In PLOS Biology this week you can read about the division of labour between germ cells and soma, the use of RNA interference to study morphogenesis of a giant single-celled organism and a role for RNA mimicry in the assembly of ribosomes.
Multicellular organisms tend to have a set of cells – the germline – which are responsible for propagating the next generation, and are segregated from the somatic cells that do all the work to keep the body functioning. But what exactly drives this? Heather Goldsby, Benjamin Kerr and co-authors, in their new research article, used experimental evolution of digital organisms to show that the mutagenic side-effects of performing metabolic work can themselves trigger germ-soma differentiation in multicellular organisms. They argue that the soma can afford to perform this ‘dirty work’ while germ cells must keep their DNA pristine for future multicellular offspring. Read more in the accompanying synopsis.
Mark Slabodnick, Wallace Marshall and colleagues showcase the use of the giant ciliate Stentor coeruleus as a model for studying morphogenesis and regeneration in single-celled organisms. This aquatic filter feeder has remarkably distinct body parts and is known for its ability to regenerate from a tiny part of itself. This study demonstrates that RNA interference can be used to study it and that a kinase regulator protein Mob1 is required for its normal development and regeneration. You can also read more in the accompanying synopsis.
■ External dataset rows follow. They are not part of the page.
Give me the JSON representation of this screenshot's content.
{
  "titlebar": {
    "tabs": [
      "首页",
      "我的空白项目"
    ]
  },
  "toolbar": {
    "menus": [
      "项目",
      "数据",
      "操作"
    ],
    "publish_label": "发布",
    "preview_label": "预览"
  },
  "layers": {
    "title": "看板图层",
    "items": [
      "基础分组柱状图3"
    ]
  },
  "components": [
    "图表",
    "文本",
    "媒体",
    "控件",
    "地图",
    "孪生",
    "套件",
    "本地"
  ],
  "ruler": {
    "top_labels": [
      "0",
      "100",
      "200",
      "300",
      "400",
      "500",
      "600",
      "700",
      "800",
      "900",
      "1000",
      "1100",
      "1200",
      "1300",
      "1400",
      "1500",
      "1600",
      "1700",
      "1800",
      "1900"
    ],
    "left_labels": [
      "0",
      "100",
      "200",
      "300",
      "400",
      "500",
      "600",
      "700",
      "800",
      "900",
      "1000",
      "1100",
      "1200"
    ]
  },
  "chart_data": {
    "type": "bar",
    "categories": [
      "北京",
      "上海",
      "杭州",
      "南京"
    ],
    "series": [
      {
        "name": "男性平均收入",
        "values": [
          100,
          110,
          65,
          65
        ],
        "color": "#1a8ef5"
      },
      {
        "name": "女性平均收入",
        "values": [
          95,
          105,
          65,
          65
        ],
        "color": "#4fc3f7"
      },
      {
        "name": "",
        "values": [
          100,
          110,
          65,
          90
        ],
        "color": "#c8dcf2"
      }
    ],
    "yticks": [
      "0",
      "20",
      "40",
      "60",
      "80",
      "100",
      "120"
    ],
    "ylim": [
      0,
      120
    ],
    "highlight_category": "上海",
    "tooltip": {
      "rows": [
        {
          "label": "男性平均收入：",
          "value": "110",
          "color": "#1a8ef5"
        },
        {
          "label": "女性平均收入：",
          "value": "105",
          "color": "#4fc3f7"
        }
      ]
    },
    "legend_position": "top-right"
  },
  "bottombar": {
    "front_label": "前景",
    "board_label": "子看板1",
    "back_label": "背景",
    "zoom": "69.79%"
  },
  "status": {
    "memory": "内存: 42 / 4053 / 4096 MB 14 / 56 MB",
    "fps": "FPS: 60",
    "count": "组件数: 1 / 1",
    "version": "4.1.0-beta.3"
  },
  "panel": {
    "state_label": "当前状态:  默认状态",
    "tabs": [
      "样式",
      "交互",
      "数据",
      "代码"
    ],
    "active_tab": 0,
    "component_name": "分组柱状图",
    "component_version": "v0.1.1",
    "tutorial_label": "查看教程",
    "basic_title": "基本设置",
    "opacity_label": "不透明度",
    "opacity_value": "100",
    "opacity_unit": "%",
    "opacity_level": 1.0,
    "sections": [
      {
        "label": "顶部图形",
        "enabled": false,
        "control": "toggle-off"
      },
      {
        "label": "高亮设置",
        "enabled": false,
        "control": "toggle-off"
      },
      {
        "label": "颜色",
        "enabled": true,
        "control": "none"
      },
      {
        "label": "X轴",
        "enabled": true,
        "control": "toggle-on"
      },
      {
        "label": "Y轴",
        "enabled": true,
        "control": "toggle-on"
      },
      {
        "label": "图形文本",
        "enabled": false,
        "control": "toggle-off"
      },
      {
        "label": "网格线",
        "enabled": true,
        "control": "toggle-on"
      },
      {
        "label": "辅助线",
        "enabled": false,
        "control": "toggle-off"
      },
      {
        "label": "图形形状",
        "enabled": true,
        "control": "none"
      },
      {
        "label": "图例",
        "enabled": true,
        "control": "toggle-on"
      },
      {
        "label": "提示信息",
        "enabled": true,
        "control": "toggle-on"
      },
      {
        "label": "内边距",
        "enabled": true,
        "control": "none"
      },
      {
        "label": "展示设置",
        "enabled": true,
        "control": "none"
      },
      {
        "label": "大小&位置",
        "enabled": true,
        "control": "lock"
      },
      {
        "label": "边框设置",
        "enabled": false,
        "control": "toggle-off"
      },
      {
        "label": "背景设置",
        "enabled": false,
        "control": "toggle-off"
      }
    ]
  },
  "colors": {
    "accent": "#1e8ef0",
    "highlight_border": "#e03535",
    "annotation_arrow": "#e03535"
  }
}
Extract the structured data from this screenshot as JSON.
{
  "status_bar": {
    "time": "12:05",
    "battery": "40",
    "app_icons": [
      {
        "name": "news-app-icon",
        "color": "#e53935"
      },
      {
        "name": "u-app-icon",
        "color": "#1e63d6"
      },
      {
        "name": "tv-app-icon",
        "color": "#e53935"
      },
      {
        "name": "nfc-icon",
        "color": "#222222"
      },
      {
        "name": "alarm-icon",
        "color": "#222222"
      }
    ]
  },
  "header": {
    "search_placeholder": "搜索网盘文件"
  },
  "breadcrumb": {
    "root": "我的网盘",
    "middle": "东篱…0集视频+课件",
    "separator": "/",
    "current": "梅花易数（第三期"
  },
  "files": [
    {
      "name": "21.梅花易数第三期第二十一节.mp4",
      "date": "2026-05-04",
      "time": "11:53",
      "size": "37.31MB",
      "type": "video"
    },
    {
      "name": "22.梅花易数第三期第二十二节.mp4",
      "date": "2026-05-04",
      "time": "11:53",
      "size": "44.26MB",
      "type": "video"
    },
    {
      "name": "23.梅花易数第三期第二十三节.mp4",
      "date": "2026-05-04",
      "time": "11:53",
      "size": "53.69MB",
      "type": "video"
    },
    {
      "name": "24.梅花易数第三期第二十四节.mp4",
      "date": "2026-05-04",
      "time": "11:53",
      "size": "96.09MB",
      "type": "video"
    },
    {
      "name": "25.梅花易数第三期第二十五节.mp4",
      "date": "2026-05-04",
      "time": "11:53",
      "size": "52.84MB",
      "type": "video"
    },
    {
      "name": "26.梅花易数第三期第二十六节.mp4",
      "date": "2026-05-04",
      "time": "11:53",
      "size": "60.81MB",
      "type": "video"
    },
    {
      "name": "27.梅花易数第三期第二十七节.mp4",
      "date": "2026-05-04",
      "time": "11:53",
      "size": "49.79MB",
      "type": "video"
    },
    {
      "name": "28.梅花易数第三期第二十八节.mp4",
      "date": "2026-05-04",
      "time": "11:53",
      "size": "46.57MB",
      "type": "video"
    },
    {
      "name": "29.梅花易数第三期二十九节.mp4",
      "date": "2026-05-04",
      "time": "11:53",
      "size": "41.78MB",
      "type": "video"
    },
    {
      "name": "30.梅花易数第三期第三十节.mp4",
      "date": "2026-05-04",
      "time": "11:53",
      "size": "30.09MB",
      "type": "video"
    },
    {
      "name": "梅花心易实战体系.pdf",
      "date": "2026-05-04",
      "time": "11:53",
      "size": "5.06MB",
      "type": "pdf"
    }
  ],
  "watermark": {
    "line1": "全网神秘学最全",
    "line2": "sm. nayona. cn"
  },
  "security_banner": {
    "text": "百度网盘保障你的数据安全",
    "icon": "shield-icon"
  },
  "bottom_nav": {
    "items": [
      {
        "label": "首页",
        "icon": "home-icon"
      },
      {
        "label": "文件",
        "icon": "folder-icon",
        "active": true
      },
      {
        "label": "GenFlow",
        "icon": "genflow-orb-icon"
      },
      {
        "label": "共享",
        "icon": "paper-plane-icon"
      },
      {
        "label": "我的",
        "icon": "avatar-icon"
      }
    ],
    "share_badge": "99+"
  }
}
The Ribosome is a large and very complex molecular machine, found in all living cells and responsible for protein synthesis – the process by which new ribosomes are assembled is similarly complex. In their new research paper, Jérôme Loc’h, Nicolas Leulliot and colleagues determine the structure of the ribosome assembly factor Fap7 bound to a ribosomal protein, revealing that it chaperones a crucial step in the maturation of the nascent ribosome, using RNA mimicry and regulated by ATP hydrolysis.